LIV and Let Die
In just a few months, LIV Golf has racked up more controversy than a lifetime’s worth of Tiger Woods misadventures off the greens. Launched earlier this year with financing from Saudi Arabia’s sovereign-wealth fund, the tour has announced $2 billion in investments to woo the world’s top players away from the more established PGA Tour. Those investments include record-breaking contracts with cash guarantees to draw superstars Bryson DeChambeau, Dustin Johnson, and Phil Mickelson. The $25 million prize money for LIV events also makes PGA winnings look like a few folded bills for John Daly’s latest beer run.
The big spending hasn’t helped LIV strike a lucrative broadcasting deal, the core revenue generator for every major professional sports league — or overcome criticism that its Saudi backing makes it a soft power play for a regime with a notorious human rights record. So far, the major broadcast players LIV has approached have all said no:
- In addition to Apple and Amazon, which have both signed deals with sports leagues for their respective streaming platforms, the LIV tour has also been unable to gain traction with ESPN, CBS, NBC, and Fox, the WSJ’s sources said. A LIV executive said the tour will auction its rights sometime in advance of its first full season in 2023 — currently events can be seen free on Alphabet-owned YouTube and on the subscription-based sports streaming service DAZN.
- The PGA’s current deal with CBS and NBC, which runs until 2030, values its rights at $700 million per year. “We’re bullish about our prospects given our player field and the quality of our product,” Will Staeger, LIV’s chief media officer, told the WSJ — even the PGA could probably, through clenched teeth, admit to the quality of the player field.

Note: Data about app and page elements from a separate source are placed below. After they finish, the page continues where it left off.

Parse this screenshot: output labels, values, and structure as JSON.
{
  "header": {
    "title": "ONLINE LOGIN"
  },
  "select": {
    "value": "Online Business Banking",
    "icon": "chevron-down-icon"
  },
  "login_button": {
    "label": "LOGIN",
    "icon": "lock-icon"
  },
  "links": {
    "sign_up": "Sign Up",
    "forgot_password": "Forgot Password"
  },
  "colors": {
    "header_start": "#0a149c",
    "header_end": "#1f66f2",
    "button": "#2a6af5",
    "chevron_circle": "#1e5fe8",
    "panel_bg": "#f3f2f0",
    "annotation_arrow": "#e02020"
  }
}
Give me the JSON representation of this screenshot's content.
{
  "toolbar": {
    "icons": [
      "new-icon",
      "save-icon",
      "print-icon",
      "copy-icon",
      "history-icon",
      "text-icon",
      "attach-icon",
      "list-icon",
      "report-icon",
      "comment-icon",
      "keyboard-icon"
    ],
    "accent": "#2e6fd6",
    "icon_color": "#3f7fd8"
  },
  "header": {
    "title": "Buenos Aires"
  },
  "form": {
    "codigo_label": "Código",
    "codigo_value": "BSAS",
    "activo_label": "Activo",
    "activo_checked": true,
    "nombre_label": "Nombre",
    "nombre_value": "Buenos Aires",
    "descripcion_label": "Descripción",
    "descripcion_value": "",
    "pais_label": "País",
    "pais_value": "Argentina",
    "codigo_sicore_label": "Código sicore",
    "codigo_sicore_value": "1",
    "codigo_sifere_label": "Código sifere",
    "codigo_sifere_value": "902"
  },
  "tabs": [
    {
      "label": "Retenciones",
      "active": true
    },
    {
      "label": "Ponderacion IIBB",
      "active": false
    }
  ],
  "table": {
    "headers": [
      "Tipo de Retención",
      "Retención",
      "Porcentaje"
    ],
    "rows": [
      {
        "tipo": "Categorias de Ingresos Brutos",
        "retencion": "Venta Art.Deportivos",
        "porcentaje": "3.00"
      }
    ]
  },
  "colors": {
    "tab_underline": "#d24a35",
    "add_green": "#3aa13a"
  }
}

Jumping Through Hulu Hoops: Elsewhere in the streaming world, Disney CEO Bob Chapek told the Financial Times this week that he wanted to speed up the acquisition of Comcast’s one-third stake in streaming service Hulu, and claimed investors have grown more pessimistic about streaming, hinting at a declining valuation. But Comcast CEO Brian Roberts fired back at a Goldman Sachs conference on Wednesday, insisting Hulu, which has 46 million subscribers, is worth more than the $27.5 billion minimum valuation it agreed to with Disney, which owns the other two-thirds of the company, in 2019. This one’s too big a deal to try to settle on the links.